Exercise description.
The reply should hold every line of the data below, unchanged, and none of the pictures.

Supplied entries.
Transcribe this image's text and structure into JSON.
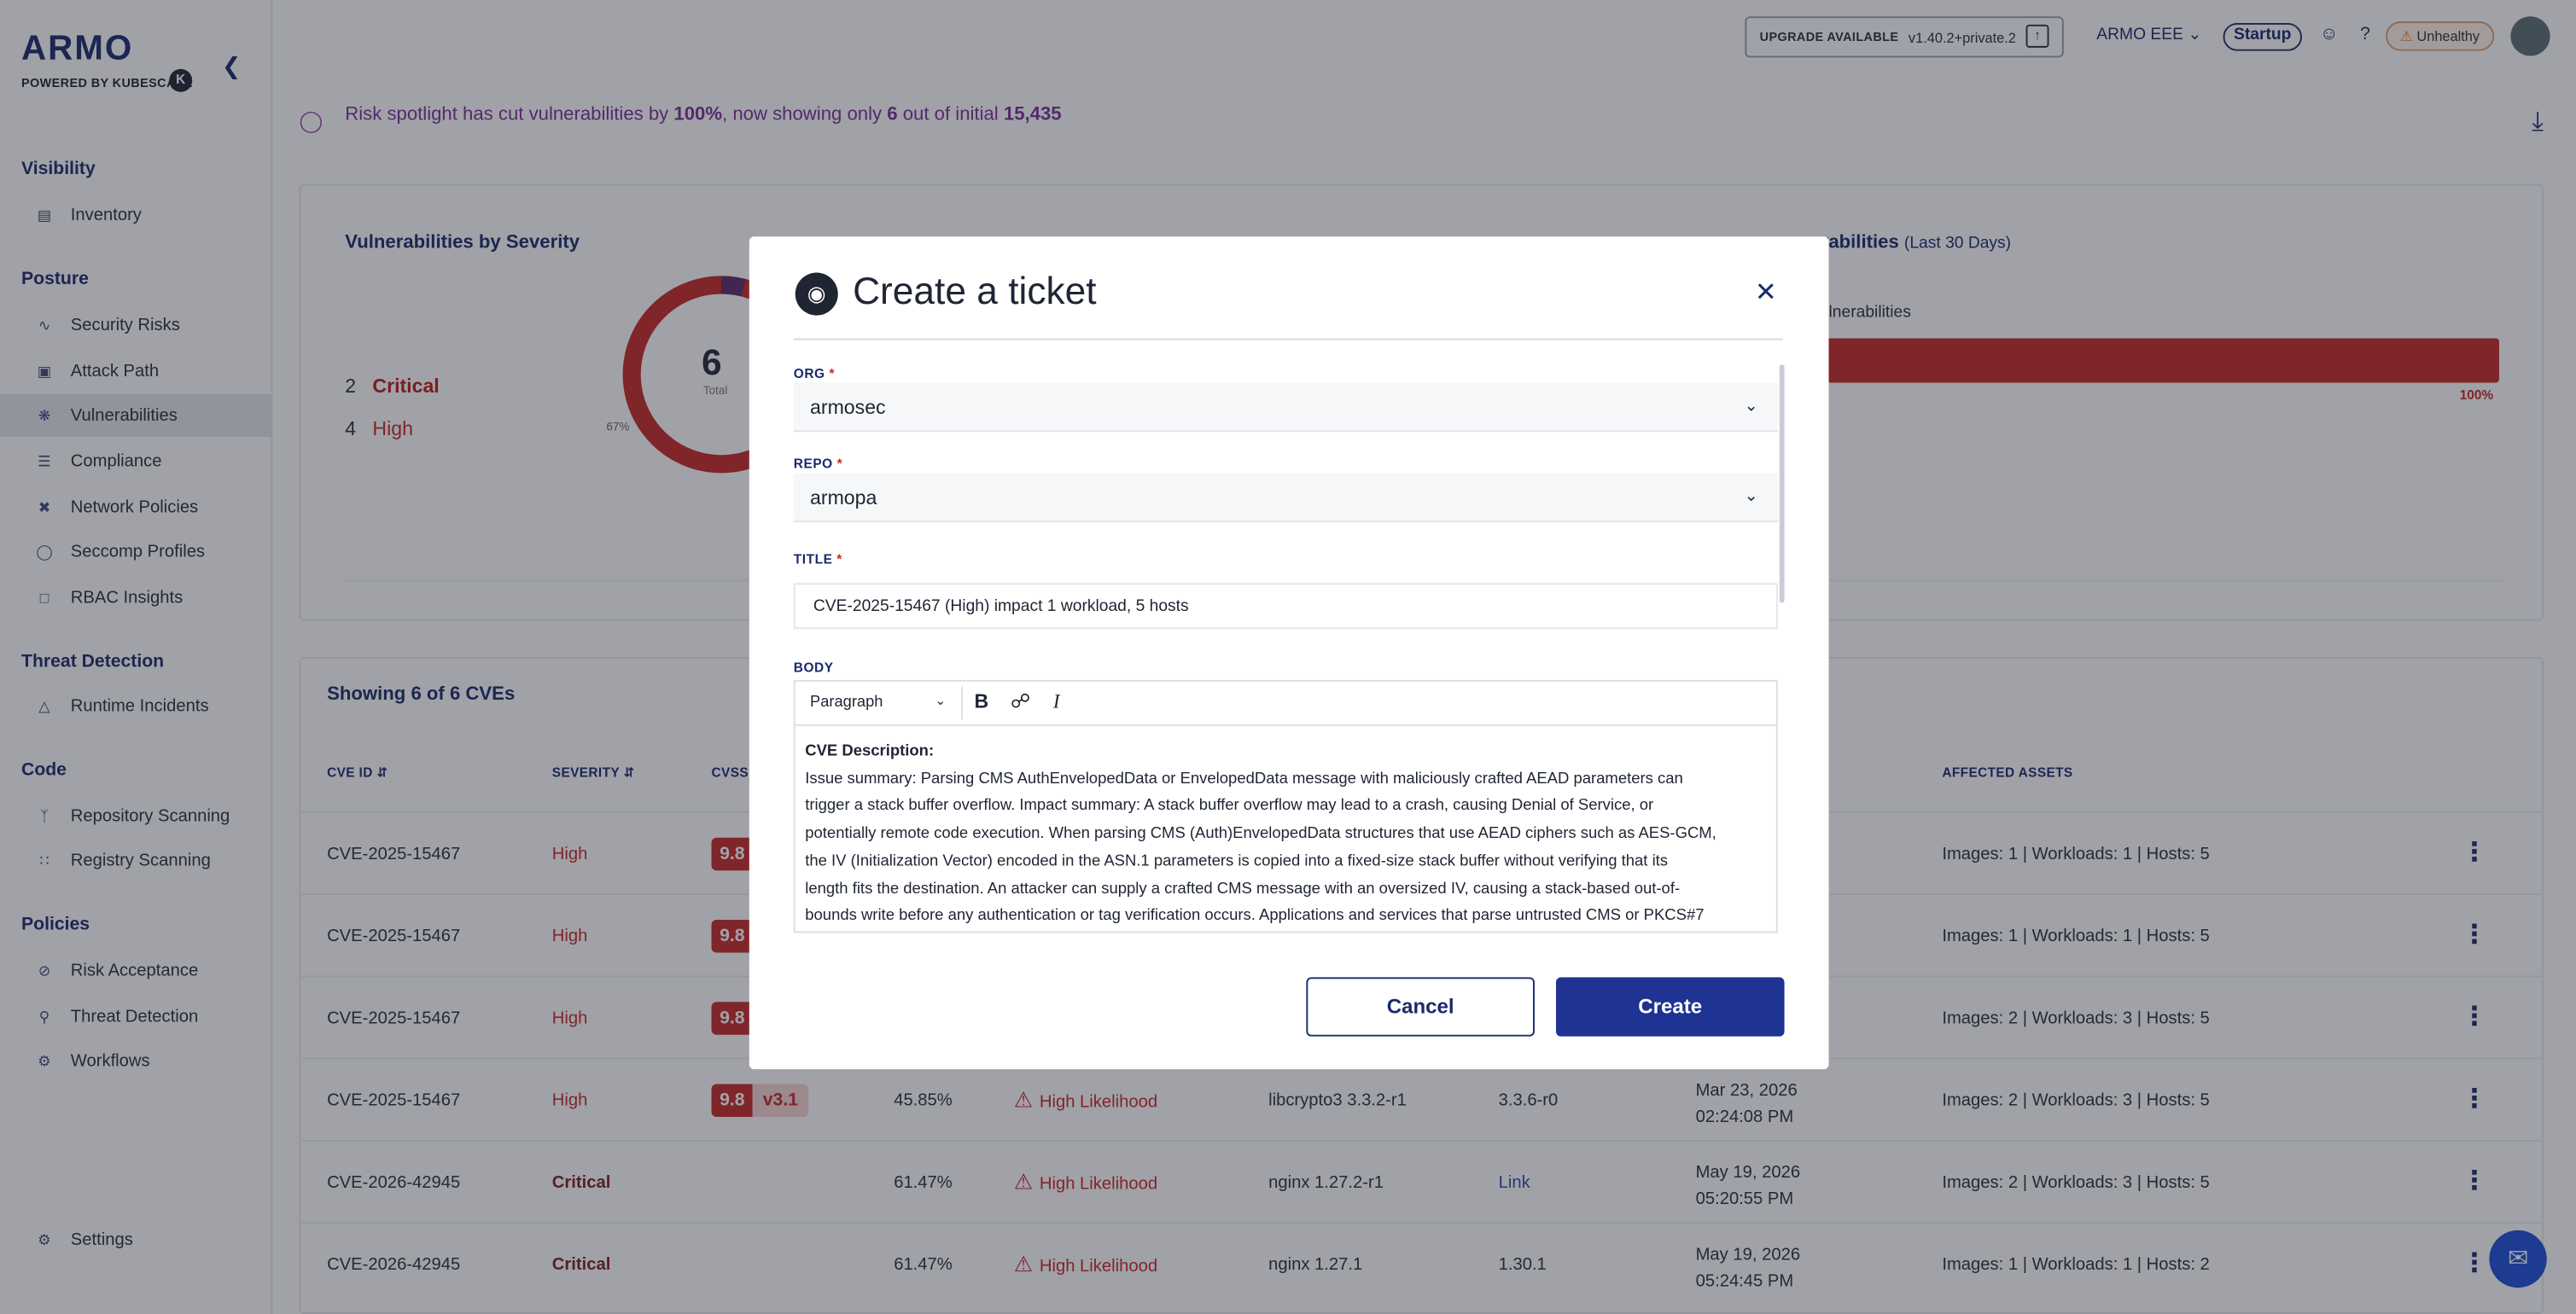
{
  "brand": {
    "logo": "ARMO",
    "powered_by": "POWERED BY KUBESCAPE",
    "k_badge": "K"
  },
  "topbar": {
    "upgrade_label": "UPGRADE AVAILABLE",
    "version": "v1.40.2+private.2",
    "org": "ARMO EEE",
    "plan": "Startup",
    "health": "Unhealthy"
  },
  "sidebar": {
    "sections": [
      {
        "title": "Visibility",
        "items": [
          {
            "label": "Inventory",
            "icon": "inventory-icon"
          }
        ]
      },
      {
        "title": "Posture",
        "items": [
          {
            "label": "Security Risks",
            "icon": "chart-icon"
          },
          {
            "label": "Attack Path",
            "icon": "lock-icon"
          },
          {
            "label": "Vulnerabilities",
            "icon": "bug-icon",
            "active": true
          },
          {
            "label": "Compliance",
            "icon": "checklist-icon"
          },
          {
            "label": "Network Policies",
            "icon": "network-icon"
          },
          {
            "label": "Seccomp Profiles",
            "icon": "shield-icon"
          },
          {
            "label": "RBAC Insights",
            "icon": "user-icon"
          }
        ]
      },
      {
        "title": "Threat Detection",
        "items": [
          {
            "label": "Runtime Incidents",
            "icon": "warning-icon"
          }
        ]
      },
      {
        "title": "Code",
        "items": [
          {
            "label": "Repository Scanning",
            "icon": "branch-icon"
          },
          {
            "label": "Registry Scanning",
            "icon": "grid-icon"
          }
        ]
      },
      {
        "title": "Policies",
        "items": [
          {
            "label": "Risk Acceptance",
            "icon": "eye-off-icon"
          },
          {
            "label": "Threat Detection",
            "icon": "search-icon"
          },
          {
            "label": "Workflows",
            "icon": "workflow-icon"
          }
        ]
      }
    ],
    "settings": "Settings"
  },
  "spotlight": {
    "pre": "Risk spotlight has cut vulnerabilities by ",
    "pct": "100%",
    "mid": ", now showing only ",
    "count": "6",
    "mid2": " out of initial ",
    "initial": "15,435"
  },
  "severity_card": {
    "title": "Vulnerabilities by Severity",
    "rows": [
      {
        "count": "2",
        "label": "Critical"
      },
      {
        "count": "4",
        "label": "High"
      }
    ],
    "total": "6",
    "total_label": "Total",
    "slice_pct": "67%"
  },
  "right_card": {
    "title": "nerabilities",
    "title_suffix": "(Last 30 Days)",
    "legend": "lnerabilities",
    "pct": "100%"
  },
  "table": {
    "heading": "Showing 6 of 6 CVEs",
    "columns": [
      "CVE ID",
      "SEVERITY",
      "CVSS",
      "AFFECTED ASSETS"
    ],
    "rows": [
      {
        "id": "CVE-2025-15467",
        "severity": "High",
        "cvss": "9.8",
        "assets": "Images: 1 | Workloads: 1 | Hosts: 5"
      },
      {
        "id": "CVE-2025-15467",
        "severity": "High",
        "cvss": "9.8",
        "assets": "Images: 1 | Workloads: 1 | Hosts: 5"
      },
      {
        "id": "CVE-2025-15467",
        "severity": "High",
        "cvss": "9.8",
        "assets": "Images: 2 | Workloads: 3 | Hosts: 5"
      },
      {
        "id": "CVE-2025-15467",
        "severity": "High",
        "cvss": "9.8",
        "cvss_ver": "v3.1",
        "epss": "45.85%",
        "likelihood": "High Likelihood",
        "component": "libcrypto3 3.3.2-r1",
        "fix": "3.3.6-r0",
        "date": "Mar 23, 2026",
        "time": "02:24:08 PM",
        "assets": "Images: 2 | Workloads: 3 | Hosts: 5"
      },
      {
        "id": "CVE-2026-42945",
        "severity": "Critical",
        "epss": "61.47%",
        "likelihood": "High Likelihood",
        "component": "nginx 1.27.2-r1",
        "fix": "Link",
        "date": "May 19, 2026",
        "time": "05:20:55 PM",
        "assets": "Images: 2 | Workloads: 3 | Hosts: 5"
      },
      {
        "id": "CVE-2026-42945",
        "severity": "Critical",
        "epss": "61.47%",
        "likelihood": "High Likelihood",
        "component": "nginx 1.27.1",
        "fix": "1.30.1",
        "date": "May 19, 2026",
        "time": "05:24:45 PM",
        "assets": "Images: 1 | Workloads: 1 | Hosts: 2"
      }
    ]
  },
  "modal": {
    "title": "Create a ticket",
    "org_label": "ORG",
    "org_value": "armosec",
    "repo_label": "REPO",
    "repo_value": "armopa",
    "title_label": "TITLE",
    "title_value": "CVE-2025-15467 (High) impact 1 workload, 5 hosts",
    "body_label": "BODY",
    "block_format": "Paragraph",
    "required_mark": "*",
    "body_heading": "CVE Description:",
    "body_lines": [
      "Issue summary: Parsing CMS AuthEnvelopedData or EnvelopedData message with maliciously crafted AEAD parameters can",
      "trigger a stack buffer overflow. Impact summary: A stack buffer overflow may lead to a crash, causing Denial of Service, or",
      "potentially remote code execution. When parsing CMS (Auth)EnvelopedData structures that use AEAD ciphers such as AES-GCM,",
      "the IV (Initialization Vector) encoded in the ASN.1 parameters is copied into a fixed-size stack buffer without verifying that its",
      "length fits the destination. An attacker can supply a crafted CMS message with an oversized IV, causing a stack-based out-of-",
      "bounds write before any authentication or tag verification occurs. Applications and services that parse untrusted CMS or PKCS#7"
    ],
    "cancel": "Cancel",
    "create": "Create"
  }
}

Response to the task.
Transcribe this image's text and structure into JSON.
{
  "brand": {
    "logo": "ARMO",
    "powered_by": "POWERED BY KUBESCAPE",
    "k_badge": "K"
  },
  "topbar": {
    "upgrade_label": "UPGRADE AVAILABLE",
    "version": "v1.40.2+private.2",
    "org": "ARMO EEE",
    "plan": "Startup",
    "health": "Unhealthy"
  },
  "sidebar": {
    "sections": [
      {
        "title": "Visibility",
        "items": [
          {
            "label": "Inventory",
            "icon": "inventory-icon"
          }
        ]
      },
      {
        "title": "Posture",
        "items": [
          {
            "label": "Security Risks",
            "icon": "chart-icon"
          },
          {
            "label": "Attack Path",
            "icon": "lock-icon"
          },
          {
            "label": "Vulnerabilities",
            "icon": "bug-icon",
            "active": true
          },
          {
            "label": "Compliance",
            "icon": "checklist-icon"
          },
          {
            "label": "Network Policies",
            "icon": "network-icon"
          },
          {
            "label": "Seccomp Profiles",
            "icon": "shield-icon"
          },
          {
            "label": "RBAC Insights",
            "icon": "user-icon"
          }
        ]
      },
      {
        "title": "Threat Detection",
        "items": [
          {
            "label": "Runtime Incidents",
            "icon": "warning-icon"
          }
        ]
      },
      {
        "title": "Code",
        "items": [
          {
            "label": "Repository Scanning",
            "icon": "branch-icon"
          },
          {
            "label": "Registry Scanning",
            "icon": "grid-icon"
          }
        ]
      },
      {
        "title": "Policies",
        "items": [
          {
            "label": "Risk Acceptance",
            "icon": "eye-off-icon"
          },
          {
            "label": "Threat Detection",
            "icon": "search-icon"
          },
          {
            "label": "Workflows",
            "icon": "workflow-icon"
          }
        ]
      }
    ],
    "settings": "Settings"
  },
  "spotlight": {
    "pre": "Risk spotlight has cut vulnerabilities by ",
    "pct": "100%",
    "mid": ", now showing only ",
    "count": "6",
    "mid2": " out of initial ",
    "initial": "15,435"
  },
  "severity_card": {
    "title": "Vulnerabilities by Severity",
    "rows": [
      {
        "count": "2",
        "label": "Critical"
      },
      {
        "count": "4",
        "label": "High"
      }
    ],
    "total": "6",
    "total_label": "Total",
    "slice_pct": "67%"
  },
  "right_card": {
    "title": "nerabilities",
    "title_suffix": "(Last 30 Days)",
    "legend": "lnerabilities",
    "pct": "100%"
  },
  "table": {
    "heading": "Showing 6 of 6 CVEs",
    "columns": [
      "CVE ID",
      "SEVERITY",
      "CVSS",
      "AFFECTED ASSETS"
    ],
    "rows": [
      {
        "id": "CVE-2025-15467",
        "severity": "High",
        "cvss": "9.8",
        "assets": "Images: 1 | Workloads: 1 | Hosts: 5"
      },
      {
        "id": "CVE-2025-15467",
        "severity": "High",
        "cvss": "9.8",
        "assets": "Images: 1 | Workloads: 1 | Hosts: 5"
      },
      {
        "id": "CVE-2025-15467",
        "severity": "High",
        "cvss": "9.8",
        "assets": "Images: 2 | Workloads: 3 | Hosts: 5"
      },
      {
        "id": "CVE-2025-15467",
        "severity": "High",
        "cvss": "9.8",
        "cvss_ver": "v3.1",
        "epss": "45.85%",
        "likelihood": "High Likelihood",
        "component": "libcrypto3 3.3.2-r1",
        "fix": "3.3.6-r0",
        "date": "Mar 23, 2026",
        "time": "02:24:08 PM",
        "assets": "Images: 2 | Workloads: 3 | Hosts: 5"
      },
      {
        "id": "CVE-2026-42945",
        "severity": "Critical",
        "epss": "61.47%",
        "likelihood": "High Likelihood",
        "component": "nginx 1.27.2-r1",
        "fix": "Link",
        "date": "May 19, 2026",
        "time": "05:20:55 PM",
        "assets": "Images: 2 | Workloads: 3 | Hosts: 5"
      },
      {
        "id": "CVE-2026-42945",
        "severity": "Critical",
        "epss": "61.47%",
        "likelihood": "High Likelihood",
        "component": "nginx 1.27.1",
        "fix": "1.30.1",
        "date": "May 19, 2026",
        "time": "05:24:45 PM",
        "assets": "Images: 1 | Workloads: 1 | Hosts: 2"
      }
    ]
  },
  "modal": {
    "title": "Create a ticket",
    "org_label": "ORG",
    "org_value": "armosec",
    "repo_label": "REPO",
    "repo_value": "armopa",
    "title_label": "TITLE",
    "title_value": "CVE-2025-15467 (High) impact 1 workload, 5 hosts",
    "body_label": "BODY",
    "block_format": "Paragraph",
    "required_mark": "*",
    "body_heading": "CVE Description:",
    "body_lines": [
      "Issue summary: Parsing CMS AuthEnvelopedData or EnvelopedData message with maliciously crafted AEAD parameters can",
      "trigger a stack buffer overflow. Impact summary: A stack buffer overflow may lead to a crash, causing Denial of Service, or",
      "potentially remote code execution. When parsing CMS (Auth)EnvelopedData structures that use AEAD ciphers such as AES-GCM,",
      "the IV (Initialization Vector) encoded in the ASN.1 parameters is copied into a fixed-size stack buffer without verifying that its",
      "length fits the destination. An attacker can supply a crafted CMS message with an oversized IV, causing a stack-based out-of-",
      "bounds write before any authentication or tag verification occurs. Applications and services that parse untrusted CMS or PKCS#7"
    ],
    "cancel": "Cancel",
    "create": "Create"
  }
}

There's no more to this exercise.